The Punishment (1973)

Rating: C-

Dir: Pierre-Alain Jolivet
Star: Karin Schubert, Georges Géret, Amidou, Claudie Lange
a.k.a. La Punition

This is a tricky film to review, because there isn’t necessarily very much to write about. It’s one of a slew of somewhat similarly-themed films, best described as “arthouse S&M”, which came out in France during the seventies – the most well-known of these is probably Story of O,. I thought originally this must have been riding on the coat-tails of O‘s success. However, turns out The Punishment was released a couple of years earlier.

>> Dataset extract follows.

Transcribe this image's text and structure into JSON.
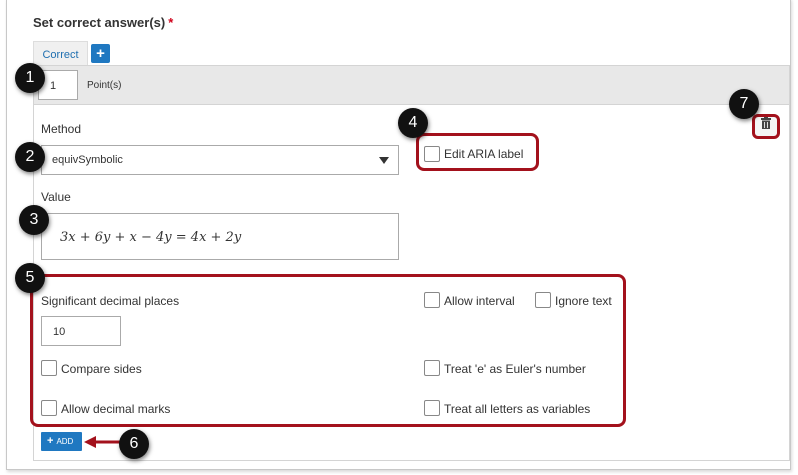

It perhaps says something that, while The Story of O was eventually passed uncut by the BBFC in 2000, it doesn’t appear that this predecessor has ever received a UK certificate [at least, a search of the BBFC website turns up nothing]

It’s perhaps understandable: the film is probably less releasable than it was at the time. Now, even relatively weak BDSM sauce like 365 Days provokes a storm of moral outrage on social media. This would likely cause the same people’s heads to explode, if they’d noticed it was, apparently, on Netflix at one point. [Still seems to be, in more “morally slack” countries like Denmark] It’s the story of Britt (Schubert), an escort who becomes a bit unwilling to fulfill the needs of her clients. The organization she works for isn’t having any of that, so she’s whisked away to a tatty chateau near Lyon for a spot of “re-education”. Which basically consists of her being abused for an hour or so.

That’s largely it, plotwise, and is why I’ve spent 35% of the review musing vaguely around the concept, in lieu of the usual synopsis. I think there may be some pretensions at political commentary, going by early statements such as “I refuse to consider women as a sexual object anymore. She shouldn’t be a decoration. It’s a form of fascism. Perhaps it’s the most acute form of fascism.” The rest of the film basically does nothing except depict women in general, and Britt in particular, as purely sexual objects – and not for their own pleasure either, just as playthings for men. There’s not much in the way of character development, until the end, when a “cured” Britt returns to Paris. Although, how cured is she, exactly?

In lieu of this, you get a lot of Schubert, who is on-screen for almost the entire movie, with the costume department engaged elsewhere, if you catch my drift. There are brief moments when something more interesting shines through, such as when it appears Britt is about to be released. Instead, she turns to her captor, telling him “I won’t give you the satisfaction of catching me,” and returns to her room. It’s all rather enigmatic and utterly, utterly French. I will say the ending does pack more punch than I’d expect, with the shadowy figures running the whole business, having had enough of the problems caused by Britt’s rebellious streak. I’d be hard-pushed to say it justifies the low-key grimness of the previous ninety minutes.